EXERCISE AIM
Your reply should contain every record, restated word for word.

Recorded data
====
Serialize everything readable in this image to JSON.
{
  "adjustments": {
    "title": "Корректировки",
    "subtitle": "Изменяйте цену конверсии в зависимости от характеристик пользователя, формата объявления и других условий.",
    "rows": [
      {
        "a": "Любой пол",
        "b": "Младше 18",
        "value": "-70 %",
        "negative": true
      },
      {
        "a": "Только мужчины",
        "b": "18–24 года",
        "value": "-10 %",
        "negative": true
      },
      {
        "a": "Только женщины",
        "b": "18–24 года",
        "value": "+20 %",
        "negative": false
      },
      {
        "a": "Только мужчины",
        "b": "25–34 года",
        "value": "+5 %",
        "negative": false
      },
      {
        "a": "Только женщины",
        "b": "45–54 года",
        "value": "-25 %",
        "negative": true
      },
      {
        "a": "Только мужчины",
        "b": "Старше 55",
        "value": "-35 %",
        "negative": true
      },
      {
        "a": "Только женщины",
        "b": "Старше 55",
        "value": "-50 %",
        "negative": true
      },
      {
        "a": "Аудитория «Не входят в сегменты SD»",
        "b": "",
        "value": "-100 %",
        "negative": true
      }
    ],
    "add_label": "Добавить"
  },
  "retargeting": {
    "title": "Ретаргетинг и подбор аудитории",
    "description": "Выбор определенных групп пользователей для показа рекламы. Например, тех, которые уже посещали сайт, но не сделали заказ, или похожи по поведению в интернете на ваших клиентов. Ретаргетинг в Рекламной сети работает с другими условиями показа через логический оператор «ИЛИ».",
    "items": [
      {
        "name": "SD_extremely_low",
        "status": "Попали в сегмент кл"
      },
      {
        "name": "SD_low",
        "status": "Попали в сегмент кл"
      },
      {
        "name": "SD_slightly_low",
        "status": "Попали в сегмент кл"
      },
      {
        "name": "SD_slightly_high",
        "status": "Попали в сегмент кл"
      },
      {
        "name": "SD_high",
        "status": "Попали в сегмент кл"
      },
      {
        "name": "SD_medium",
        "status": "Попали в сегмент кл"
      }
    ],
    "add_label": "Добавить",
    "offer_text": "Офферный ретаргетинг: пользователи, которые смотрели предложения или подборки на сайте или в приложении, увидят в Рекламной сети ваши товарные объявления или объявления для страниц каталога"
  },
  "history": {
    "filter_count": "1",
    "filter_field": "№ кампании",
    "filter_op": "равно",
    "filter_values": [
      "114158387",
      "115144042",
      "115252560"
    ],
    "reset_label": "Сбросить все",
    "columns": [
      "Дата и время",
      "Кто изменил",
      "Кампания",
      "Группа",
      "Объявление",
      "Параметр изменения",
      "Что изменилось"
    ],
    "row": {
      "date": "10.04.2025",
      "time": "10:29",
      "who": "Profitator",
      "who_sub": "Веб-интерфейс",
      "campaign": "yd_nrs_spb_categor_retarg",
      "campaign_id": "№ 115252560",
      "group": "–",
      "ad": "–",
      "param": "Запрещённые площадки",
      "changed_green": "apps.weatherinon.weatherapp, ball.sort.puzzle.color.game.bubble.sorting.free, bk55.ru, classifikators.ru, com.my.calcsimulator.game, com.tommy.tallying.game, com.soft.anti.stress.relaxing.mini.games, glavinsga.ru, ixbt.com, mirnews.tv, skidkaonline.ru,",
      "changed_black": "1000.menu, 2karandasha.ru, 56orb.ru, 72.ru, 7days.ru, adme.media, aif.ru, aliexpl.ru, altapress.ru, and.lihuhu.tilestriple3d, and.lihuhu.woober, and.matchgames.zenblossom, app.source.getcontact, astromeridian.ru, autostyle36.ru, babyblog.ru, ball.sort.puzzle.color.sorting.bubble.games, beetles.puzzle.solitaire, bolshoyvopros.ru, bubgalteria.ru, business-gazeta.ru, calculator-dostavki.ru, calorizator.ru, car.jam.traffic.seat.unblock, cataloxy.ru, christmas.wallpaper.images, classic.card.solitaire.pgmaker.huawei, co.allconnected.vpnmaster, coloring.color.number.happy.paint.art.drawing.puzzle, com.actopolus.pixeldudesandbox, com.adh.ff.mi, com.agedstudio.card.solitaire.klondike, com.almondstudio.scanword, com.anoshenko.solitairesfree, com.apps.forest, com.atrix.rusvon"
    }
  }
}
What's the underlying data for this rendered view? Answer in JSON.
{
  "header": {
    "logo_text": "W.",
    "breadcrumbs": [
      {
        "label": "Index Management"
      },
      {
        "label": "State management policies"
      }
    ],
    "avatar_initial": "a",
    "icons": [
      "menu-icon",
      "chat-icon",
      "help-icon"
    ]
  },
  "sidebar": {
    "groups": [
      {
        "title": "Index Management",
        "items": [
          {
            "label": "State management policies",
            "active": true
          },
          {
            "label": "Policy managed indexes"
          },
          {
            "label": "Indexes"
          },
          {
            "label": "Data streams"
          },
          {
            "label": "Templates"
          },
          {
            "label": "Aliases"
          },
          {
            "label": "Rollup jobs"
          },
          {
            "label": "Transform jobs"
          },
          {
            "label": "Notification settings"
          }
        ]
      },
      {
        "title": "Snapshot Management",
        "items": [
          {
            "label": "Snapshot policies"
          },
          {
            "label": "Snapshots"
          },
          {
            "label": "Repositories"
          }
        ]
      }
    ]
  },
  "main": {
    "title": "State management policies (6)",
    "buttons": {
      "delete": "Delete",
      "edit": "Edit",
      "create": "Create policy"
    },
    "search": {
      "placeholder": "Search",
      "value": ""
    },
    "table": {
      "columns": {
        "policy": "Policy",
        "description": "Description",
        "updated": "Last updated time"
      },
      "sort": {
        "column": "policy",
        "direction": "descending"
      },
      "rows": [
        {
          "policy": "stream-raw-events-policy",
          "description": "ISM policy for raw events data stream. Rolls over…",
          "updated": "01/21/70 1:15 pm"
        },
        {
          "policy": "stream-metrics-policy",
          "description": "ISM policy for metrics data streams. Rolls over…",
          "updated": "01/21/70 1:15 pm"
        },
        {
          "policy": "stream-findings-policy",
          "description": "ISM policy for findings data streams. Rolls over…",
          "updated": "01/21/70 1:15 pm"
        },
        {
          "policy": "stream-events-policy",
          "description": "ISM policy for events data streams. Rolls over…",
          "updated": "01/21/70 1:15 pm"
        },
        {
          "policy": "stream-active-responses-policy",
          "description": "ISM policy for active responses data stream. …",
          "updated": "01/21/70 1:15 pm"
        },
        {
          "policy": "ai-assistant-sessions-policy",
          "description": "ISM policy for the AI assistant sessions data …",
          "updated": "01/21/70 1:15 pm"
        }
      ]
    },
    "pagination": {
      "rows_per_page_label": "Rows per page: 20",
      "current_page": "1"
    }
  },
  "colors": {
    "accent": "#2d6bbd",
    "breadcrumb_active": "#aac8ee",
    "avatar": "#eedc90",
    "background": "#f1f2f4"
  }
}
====
ANSWER FOR THIS EXERCISE
Serialize everything readable in this image to JSON.
{
  "adjustments": {
    "title": "Корректировки",
    "subtitle": "Изменяйте цену конверсии в зависимости от характеристик пользователя, формата объявления и других условий.",
    "rows": [
      {
        "a": "Любой пол",
        "b": "Младше 18",
        "value": "-70 %",
        "negative": true
      },
      {
        "a": "Только мужчины",
        "b": "18–24 года",
        "value": "-10 %",
        "negative": true
      },
      {
        "a": "Только женщины",
        "b": "18–24 года",
        "value": "+20 %",
        "negative": false
      },
      {
        "a": "Только мужчины",
        "b": "25–34 года",
        "value": "+5 %",
        "negative": false
      },
      {
        "a": "Только женщины",
        "b": "45–54 года",
        "value": "-25 %",
        "negative": true
      },
      {
        "a": "Только мужчины",
        "b": "Старше 55",
        "value": "-35 %",
        "negative": true
      },
      {
        "a": "Только женщины",
        "b": "Старше 55",
        "value": "-50 %",
        "negative": true
      },
      {
        "a": "Аудитория «Не входят в сегменты SD»",
        "b": "",
        "value": "-100 %",
        "negative": true
      }
    ],
    "add_label": "Добавить"
  },
  "retargeting": {
    "title": "Ретаргетинг и подбор аудитории",
    "description": "Выбор определенных групп пользователей для показа рекламы. Например, тех, которые уже посещали сайт, но не сделали заказ, или похожи по поведению в интернете на ваших клиентов. Ретаргетинг в Рекламной сети работает с другими условиями показа через логический оператор «ИЛИ».",
    "items": [
      {
        "name": "SD_extremely_low",
        "status": "Попали в сегмент кл"
      },
      {
        "name": "SD_low",
        "status": "Попали в сегмент кл"
      },
      {
        "name": "SD_slightly_low",
        "status": "Попали в сегмент кл"
      },
      {
        "name": "SD_slightly_high",
        "status": "Попали в сегмент кл"
      },
      {
        "name": "SD_high",
        "status": "Попали в сегмент кл"
      },
      {
        "name": "SD_medium",
        "status": "Попали в сегмент кл"
      }
    ],
    "add_label": "Добавить",
    "offer_text": "Офферный ретаргетинг: пользователи, которые смотрели предложения или подборки на сайте или в приложении, увидят в Рекламной сети ваши товарные объявления или объявления для страниц каталога"
  },
  "history": {
    "filter_count": "1",
    "filter_field": "№ кампании",
    "filter_op": "равно",
    "filter_values": [
      "114158387",
      "115144042",
      "115252560"
    ],
    "reset_label": "Сбросить все",
    "columns": [
      "Дата и время",
      "Кто изменил",
      "Кампания",
      "Группа",
      "Объявление",
      "Параметр изменения",
      "Что изменилось"
    ],
    "row": {
      "date": "10.04.2025",
      "time": "10:29",
      "who": "Profitator",
      "who_sub": "Веб-интерфейс",
      "campaign": "yd_nrs_spb_categor_retarg",
      "campaign_id": "№ 115252560",
      "group": "–",
      "ad": "–",
      "param": "Запрещённые площадки",
      "changed_green": "apps.weatherinon.weatherapp, ball.sort.puzzle.color.game.bubble.sorting.free, bk55.ru, classifikators.ru, com.my.calcsimulator.game, com.tommy.tallying.game, com.soft.anti.stress.relaxing.mini.games, glavinsga.ru, ixbt.com, mirnews.tv, skidkaonline.ru,",
      "changed_black": "1000.menu, 2karandasha.ru, 56orb.ru, 72.ru, 7days.ru, adme.media, aif.ru, aliexpl.ru, altapress.ru, and.lihuhu.tilestriple3d, and.lihuhu.woober, and.matchgames.zenblossom, app.source.getcontact, astromeridian.ru, autostyle36.ru, babyblog.ru, ball.sort.puzzle.color.sorting.bubble.games, beetles.puzzle.solitaire, bolshoyvopros.ru, bubgalteria.ru, business-gazeta.ru, calculator-dostavki.ru, calorizator.ru, car.jam.traffic.seat.unblock, cataloxy.ru, christmas.wallpaper.images, classic.card.solitaire.pgmaker.huawei, co.allconnected.vpnmaster, coloring.color.number.happy.paint.art.drawing.puzzle, com.actopolus.pixeldudesandbox, com.adh.ff.mi, com.agedstudio.card.solitaire.klondike, com.almondstudio.scanword, com.anoshenko.solitairesfree, com.apps.forest, com.atrix.rusvon"
    }
  }
}
What's the underlying data for this rendered view? Answer in JSON.
{
  "header": {
    "logo_text": "W.",
    "breadcrumbs": [
      {
        "label": "Index Management"
      },
      {
        "label": "State management policies"
      }
    ],
    "avatar_initial": "a",
    "icons": [
      "menu-icon",
      "chat-icon",
      "help-icon"
    ]
  },
  "sidebar": {
    "groups": [
      {
        "title": "Index Management",
        "items": [
          {
            "label": "State management policies",
            "active": true
          },
          {
            "label": "Policy managed indexes"
          },
          {
            "label": "Indexes"
          },
          {
            "label": "Data streams"
          },
          {
            "label": "Templates"
          },
          {
            "label": "Aliases"
          },
          {
            "label": "Rollup jobs"
          },
          {
            "label": "Transform jobs"
          },
          {
            "label": "Notification settings"
          }
        ]
      },
      {
        "title": "Snapshot Management",
        "items": [
          {
            "label": "Snapshot policies"
          },
          {
            "label": "Snapshots"
          },
          {
            "label": "Repositories"
          }
        ]
      }
    ]
  },
  "main": {
    "title": "State management policies (6)",
    "buttons": {
      "delete": "Delete",
      "edit": "Edit",
      "create": "Create policy"
    },
    "search": {
      "placeholder": "Search",
      "value": ""
    },
    "table": {
      "columns": {
        "policy": "Policy",
        "description": "Description",
        "updated": "Last updated time"
      },
      "sort": {
        "column": "policy",
        "direction": "descending"
      },
      "rows": [
        {
          "policy": "stream-raw-events-policy",
          "description": "ISM policy for raw events data stream. Rolls over…",
          "updated": "01/21/70 1:15 pm"
        },
        {
          "policy": "stream-metrics-policy",
          "description": "ISM policy for metrics data streams. Rolls over…",
          "updated": "01/21/70 1:15 pm"
        },
        {
          "policy": "stream-findings-policy",
          "description": "ISM policy for findings data streams. Rolls over…",
          "updated": "01/21/70 1:15 pm"
        },
        {
          "policy": "stream-events-policy",
          "description": "ISM policy for events data streams. Rolls over…",
          "updated": "01/21/70 1:15 pm"
        },
        {
          "policy": "stream-active-responses-policy",
          "description": "ISM policy for active responses data stream. …",
          "updated": "01/21/70 1:15 pm"
        },
        {
          "policy": "ai-assistant-sessions-policy",
          "description": "ISM policy for the AI assistant sessions data …",
          "updated": "01/21/70 1:15 pm"
        }
      ]
    },
    "pagination": {
      "rows_per_page_label": "Rows per page: 20",
      "current_page": "1"
    }
  },
  "colors": {
    "accent": "#2d6bbd",
    "breadcrumb_active": "#aac8ee",
    "avatar": "#eedc90",
    "background": "#f1f2f4"
  }
}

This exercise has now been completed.